• **DATASET CONTENT**:
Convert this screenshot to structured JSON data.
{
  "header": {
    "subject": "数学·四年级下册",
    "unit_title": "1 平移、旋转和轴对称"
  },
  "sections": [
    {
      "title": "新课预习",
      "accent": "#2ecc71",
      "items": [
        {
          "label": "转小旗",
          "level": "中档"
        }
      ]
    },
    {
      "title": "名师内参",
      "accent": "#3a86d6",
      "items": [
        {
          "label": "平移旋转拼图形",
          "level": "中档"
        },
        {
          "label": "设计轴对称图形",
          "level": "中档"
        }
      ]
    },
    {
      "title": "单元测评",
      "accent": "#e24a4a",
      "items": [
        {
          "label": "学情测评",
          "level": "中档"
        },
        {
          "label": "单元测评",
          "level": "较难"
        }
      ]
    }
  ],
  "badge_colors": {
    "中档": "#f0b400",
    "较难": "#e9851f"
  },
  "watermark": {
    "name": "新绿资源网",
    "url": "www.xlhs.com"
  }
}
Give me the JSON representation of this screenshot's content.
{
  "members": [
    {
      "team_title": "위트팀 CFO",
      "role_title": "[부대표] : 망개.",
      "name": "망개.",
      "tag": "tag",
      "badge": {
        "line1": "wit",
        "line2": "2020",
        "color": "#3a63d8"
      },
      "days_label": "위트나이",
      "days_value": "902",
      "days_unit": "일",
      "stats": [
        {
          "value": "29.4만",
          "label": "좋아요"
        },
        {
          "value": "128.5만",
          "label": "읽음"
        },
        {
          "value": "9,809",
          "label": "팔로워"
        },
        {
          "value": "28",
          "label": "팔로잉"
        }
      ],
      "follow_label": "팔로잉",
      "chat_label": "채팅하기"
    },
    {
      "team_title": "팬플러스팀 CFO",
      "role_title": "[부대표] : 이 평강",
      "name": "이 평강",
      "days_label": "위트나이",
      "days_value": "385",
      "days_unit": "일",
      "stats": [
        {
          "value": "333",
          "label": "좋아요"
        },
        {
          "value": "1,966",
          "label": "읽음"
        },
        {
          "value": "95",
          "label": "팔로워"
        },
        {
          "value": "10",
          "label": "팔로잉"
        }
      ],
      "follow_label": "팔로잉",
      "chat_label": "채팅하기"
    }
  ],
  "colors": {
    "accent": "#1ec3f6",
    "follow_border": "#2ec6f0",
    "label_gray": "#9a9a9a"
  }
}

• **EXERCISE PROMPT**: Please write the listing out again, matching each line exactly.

• **ANSWER SECTION**:
Convert this screenshot to structured JSON data.
{
  "header": {
    "subject": "数学·四年级下册",
    "unit_title": "1 平移、旋转和轴对称"
  },
  "sections": [
    {
      "title": "新课预习",
      "accent": "#2ecc71",
      "items": [
        {
          "label": "转小旗",
          "level": "中档"
        }
      ]
    },
    {
      "title": "名师内参",
      "accent": "#3a86d6",
      "items": [
        {
          "label": "平移旋转拼图形",
          "level": "中档"
        },
        {
          "label": "设计轴对称图形",
          "level": "中档"
        }
      ]
    },
    {
      "title": "单元测评",
      "accent": "#e24a4a",
      "items": [
        {
          "label": "学情测评",
          "level": "中档"
        },
        {
          "label": "单元测评",
          "level": "较难"
        }
      ]
    }
  ],
  "badge_colors": {
    "中档": "#f0b400",
    "较难": "#e9851f"
  },
  "watermark": {
    "name": "新绿资源网",
    "url": "www.xlhs.com"
  }
}
Give me the JSON representation of this screenshot's content.
{
  "members": [
    {
      "team_title": "위트팀 CFO",
      "role_title": "[부대표] : 망개.",
      "name": "망개.",
      "tag": "tag",
      "badge": {
        "line1": "wit",
        "line2": "2020",
        "color": "#3a63d8"
      },
      "days_label": "위트나이",
      "days_value": "902",
      "days_unit": "일",
      "stats": [
        {
          "value": "29.4만",
          "label": "좋아요"
        },
        {
          "value": "128.5만",
          "label": "읽음"
        },
        {
          "value": "9,809",
          "label": "팔로워"
        },
        {
          "value": "28",
          "label": "팔로잉"
        }
      ],
      "follow_label": "팔로잉",
      "chat_label": "채팅하기"
    },
    {
      "team_title": "팬플러스팀 CFO",
      "role_title": "[부대표] : 이 평강",
      "name": "이 평강",
      "days_label": "위트나이",
      "days_value": "385",
      "days_unit": "일",
      "stats": [
        {
          "value": "333",
          "label": "좋아요"
        },
        {
          "value": "1,966",
          "label": "읽음"
        },
        {
          "value": "95",
          "label": "팔로워"
        },
        {
          "value": "10",
          "label": "팔로잉"
        }
      ],
      "follow_label": "팔로잉",
      "chat_label": "채팅하기"
    }
  ],
  "colors": {
    "accent": "#1ec3f6",
    "follow_border": "#2ec6f0",
    "label_gray": "#9a9a9a"
  }
}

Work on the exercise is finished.